- 10 minutes
- Total Time
- 4 hours and 30 minutes
I used the method described in the Cooking for Engineer's site but with the temperatures slightly changed to get, in my opinion, the best beef you will ever eat.
If you are attempting this at home it is essential that you use a meat thermometer. I have a digital one that you can set by meat and how well done you want the meat. Personally I find the digital meat thermometers to be the best and if you shop around you can get one that will go up to jam and candy making temperatures too.
- Rib of Beef
- 1.5 - 2kg
- Salt & Pepper
- to taste
Roasting tin and meat thermometer (essential!)
Preheat the oven to 100°C. I know that's low, but it's the key to getting the perfectly cooked beef. Also, try and have your beef as close to room temperature as possible before getting started. It's not strictly necessary but it does mean your meat will cook slightly faster.
Put your meat in the roasting pan and brown all sides of it over the hob. If, like in my flat, you have an electric hob, or your roasting dish is made of glass rather than metal, brown your joint in a frying pan and then transfer back to the pan.

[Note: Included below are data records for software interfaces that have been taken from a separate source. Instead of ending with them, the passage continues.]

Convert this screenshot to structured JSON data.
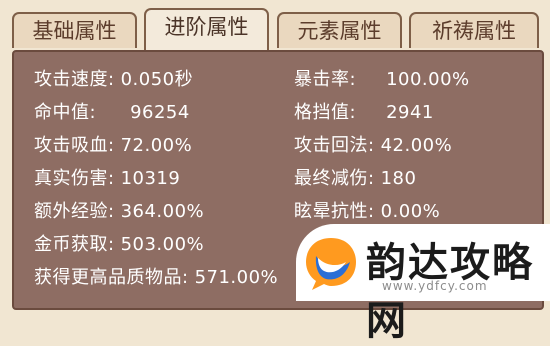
{
  "tabs": [
    {
      "label": "基础属性",
      "active": false
    },
    {
      "label": "进阶属性",
      "active": true
    },
    {
      "label": "元素属性",
      "active": false
    },
    {
      "label": "祈祷属性",
      "active": false
    }
  ],
  "stats_left": [
    {
      "label": "攻击速度:",
      "value": "0.050秒"
    },
    {
      "label": "命中值:",
      "value": "96254"
    },
    {
      "label": "攻击吸血:",
      "value": "72.00%"
    },
    {
      "label": "真实伤害:",
      "value": "10319"
    },
    {
      "label": "额外经验:",
      "value": "364.00%"
    },
    {
      "label": "金币获取:",
      "value": "503.00%"
    },
    {
      "label": "获得更高品质物品:",
      "value": "571.00%"
    }
  ],
  "stats_right": [
    {
      "label": "暴击率:",
      "value": "100.00%"
    },
    {
      "label": "格挡值:",
      "value": "2941"
    },
    {
      "label": "攻击回法:",
      "value": "42.00%"
    },
    {
      "label": "最终减伤:",
      "value": "180"
    },
    {
      "label": "眩晕抗性:",
      "value": "0.00%"
    }
  ],
  "watermark": {
    "text": "韵达攻略网",
    "url": "www.ydfcy.com",
    "icon": "chat-bubble-logo-icon"
  },
  "colors": {
    "panel": "#8e6d63",
    "tab_border": "#7e5f48",
    "text": "#ffffff"
  }
}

Season the outside of the beef with salt and pepper. Carefully insert your meat thermometer into the centre of the beef, making sure not to touch the bone, and place in the oven to roast.

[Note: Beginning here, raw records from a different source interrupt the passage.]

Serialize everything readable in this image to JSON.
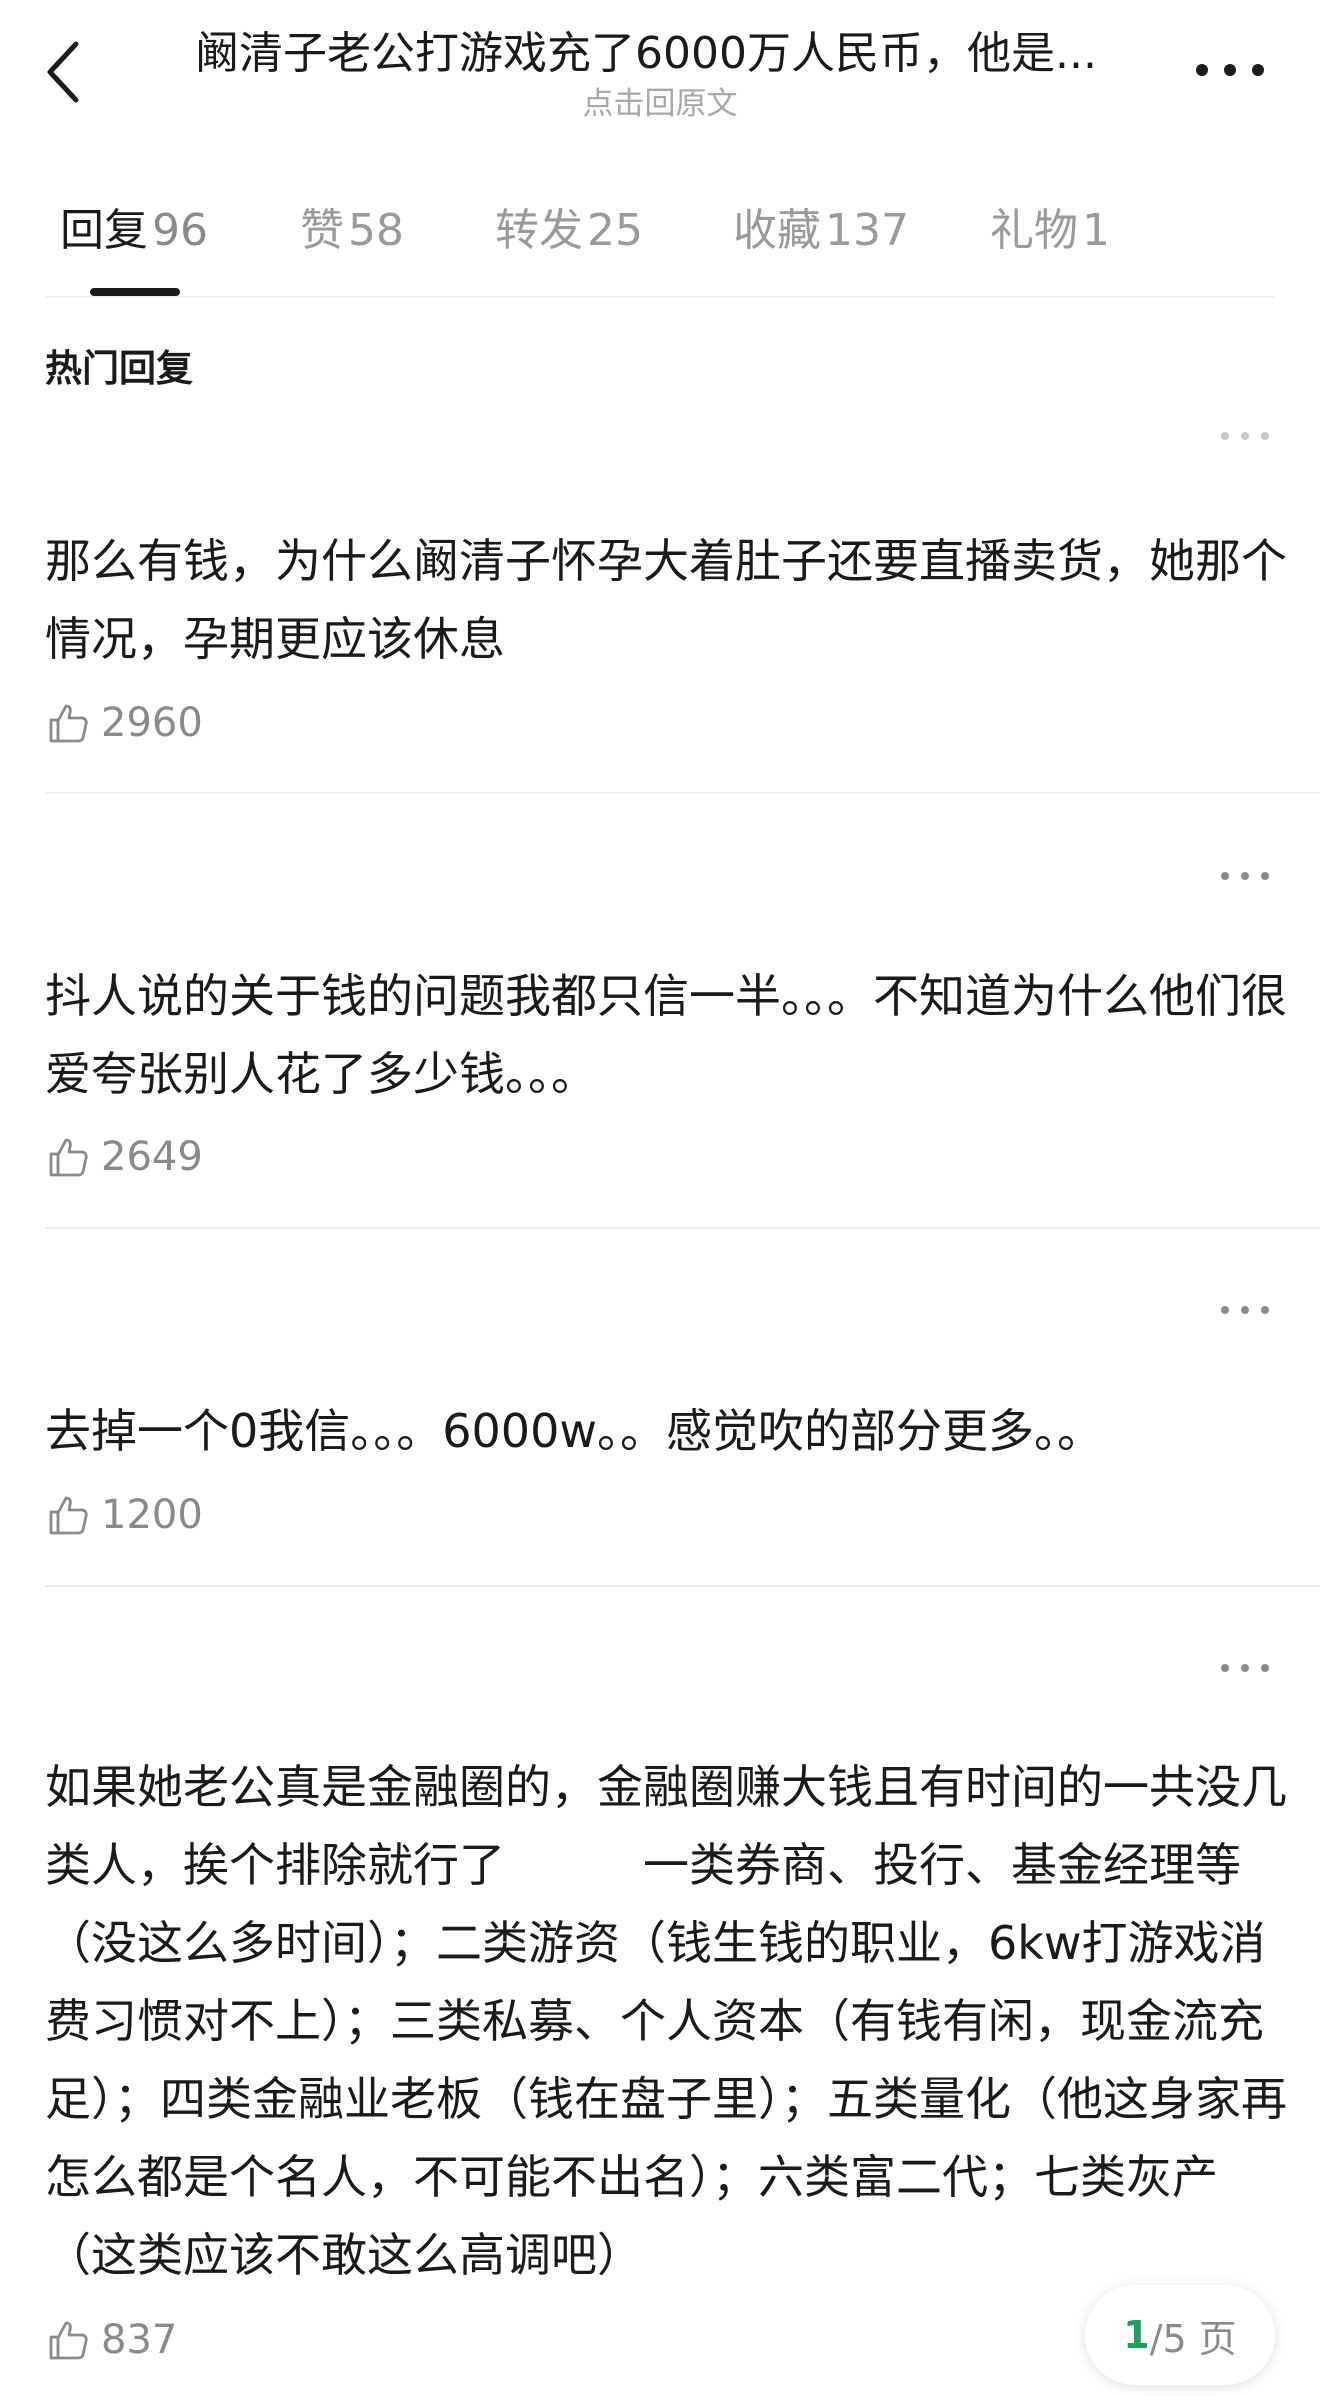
{
  "header": {
    "title": "阚清子老公打游戏充了6000万人民币，他是...",
    "subtitle": "点击回原文"
  },
  "tabs": [
    {
      "label": "回复",
      "count": "96"
    },
    {
      "label": "赞",
      "count": "58"
    },
    {
      "label": "转发",
      "count": "25"
    },
    {
      "label": "收藏",
      "count": "137"
    },
    {
      "label": "礼物",
      "count": "1"
    }
  ],
  "section": {
    "title": "热门回复"
  },
  "comments": [
    {
      "text": "那么有钱，为什么阚清子怀孕大着肚子还要直播卖货，她那个情况，孕期更应该休息",
      "likes": "2960"
    },
    {
      "text": "抖人说的关于钱的问题我都只信一半。。。不知道为什么他们很爱夸张别人花了多少钱。。。",
      "likes": "2649"
    },
    {
      "text": "去掉一个0我信。。。6000w。。感觉吹的部分更多。。",
      "likes": "1200"
    },
    {
      "text": "如果她老公真是金融圈的，金融圈赚大钱且有时间的一共没几类人，挨个排除就行了　　　一类券商、投行、基金经理等（没这么多时间）；二类游资（钱生钱的职业，6kw打游戏消费习惯对不上）；三类私募、个人资本（有钱有闲，现金流充足）；四类金融业老板（钱在盘子里）；五类量化（他这身家再怎么都是个名人，不可能不出名）；六类富二代；七类灰产（这类应该不敢这么高调吧）",
      "likes": "837"
    }
  ],
  "pager": {
    "current": "1",
    "total": "/5 页"
  },
  "colors": {
    "accent": "#1aa360",
    "muted": "#8a8a8a",
    "divider": "#ececec"
  }
}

Now all you have to do is wait until your meat thermometer reaches 62°C. This takes approximately 45 mins per 500g up to about 1.5kg, and then you're looking at about 4 -5 hours for completion.
Just a note on the temperature; 62°C will get you the perfect medium rare beef, if you would like it to be rare, then 58°C is a better temperature for you. If you like beef well done, then conventional roasting is probably the way to go as slow roasting is better for getting an even rareness through the beef.

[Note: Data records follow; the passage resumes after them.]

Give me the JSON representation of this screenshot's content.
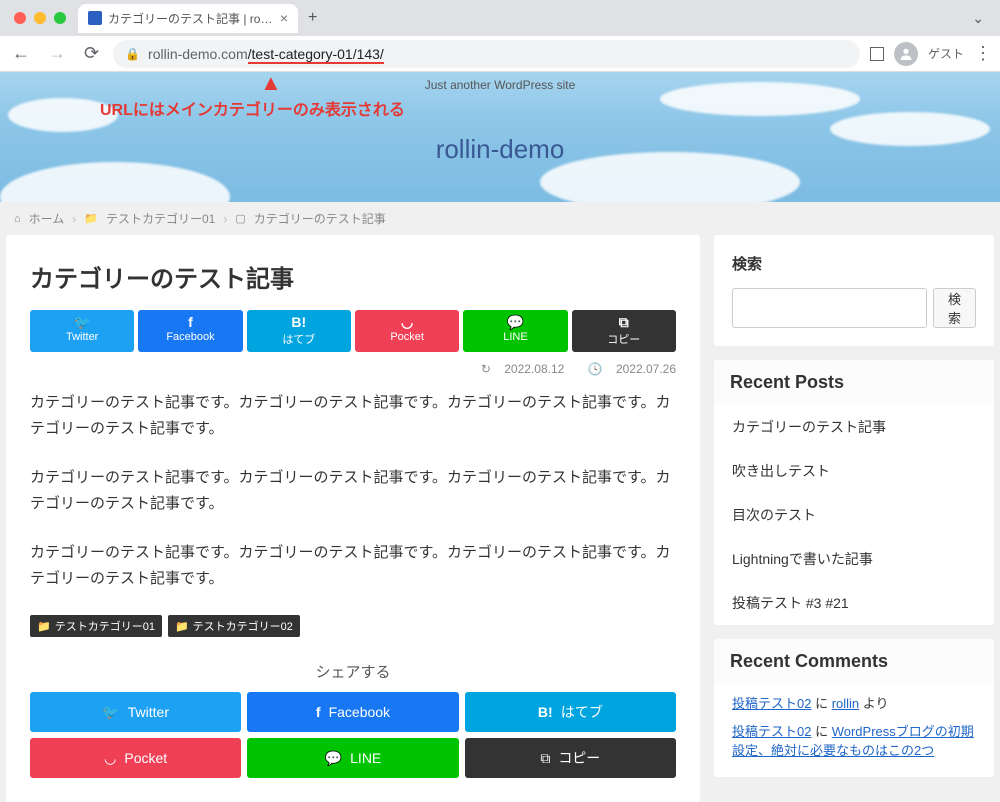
{
  "browser": {
    "tab_title": "カテゴリーのテスト記事 | rollin-d",
    "url_domain": "rollin-demo.com",
    "url_path": "/test-category-01/143/",
    "guest_label": "ゲスト"
  },
  "annotation": {
    "text": "URLにはメインカテゴリーのみ表示される"
  },
  "header": {
    "tagline": "Just another WordPress site",
    "site_title": "rollin-demo"
  },
  "breadcrumb": {
    "home": "ホーム",
    "category": "テストカテゴリー01",
    "page": "カテゴリーのテスト記事"
  },
  "article": {
    "title": "カテゴリーのテスト記事",
    "updated": "2022.08.12",
    "published": "2022.07.26",
    "paragraphs": [
      "カテゴリーのテスト記事です。カテゴリーのテスト記事です。カテゴリーのテスト記事です。カテゴリーのテスト記事です。",
      "カテゴリーのテスト記事です。カテゴリーのテスト記事です。カテゴリーのテスト記事です。カテゴリーのテスト記事です。",
      "カテゴリーのテスト記事です。カテゴリーのテスト記事です。カテゴリーのテスト記事です。カテゴリーのテスト記事です。"
    ],
    "categories": [
      "テストカテゴリー01",
      "テストカテゴリー02"
    ],
    "share_heading": "シェアする"
  },
  "share": {
    "twitter": "Twitter",
    "facebook": "Facebook",
    "hatena": "はてブ",
    "pocket": "Pocket",
    "line": "LINE",
    "copy": "コピー"
  },
  "sidebar": {
    "search_title": "検索",
    "search_button": "検索",
    "recent_posts_title": "Recent Posts",
    "recent_posts": [
      "カテゴリーのテスト記事",
      "吹き出しテスト",
      "目次のテスト",
      "Lightningで書いた記事",
      "投稿テスト #3 #21"
    ],
    "recent_comments_title": "Recent Comments",
    "comments": [
      {
        "post": "投稿テスト02",
        "connector": " に ",
        "author": "rollin",
        "suffix": " より"
      },
      {
        "post": "投稿テスト02",
        "connector": " に ",
        "author": "WordPressブログの初期設定、絶対に必要なものはこの2つ",
        "suffix": ""
      }
    ]
  }
}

When the beef has reached your preferred temperature, remove from the oven and wrap tightly in tin foil so that the beef can rest without losing too much of it's heat. The beef needs to rest for at least 10 mins but up to 20 mins is good, just keep an eye on how hot it is as it can get cool quite quickly.
While the meat is resting this is the perfect opportunity to make gravy if there are any pan juices or to finish off your side dishes. I would also use this time to make sure your plates are warmed, because, as I mentioned before, the meat can go cool quite quickly, especially when cut and having a warm plate delays that somewhat.
Once you're happy that the meat is well rested and that your side dishes are all ready to go, carve your beef and plate up the rest of your ingredients.
We enjoyed the beef with a side of horseradish mashed potatoes, fried courgette strips and a simple green salad. All washed down with a glass of David Llewellyn's Double L cider.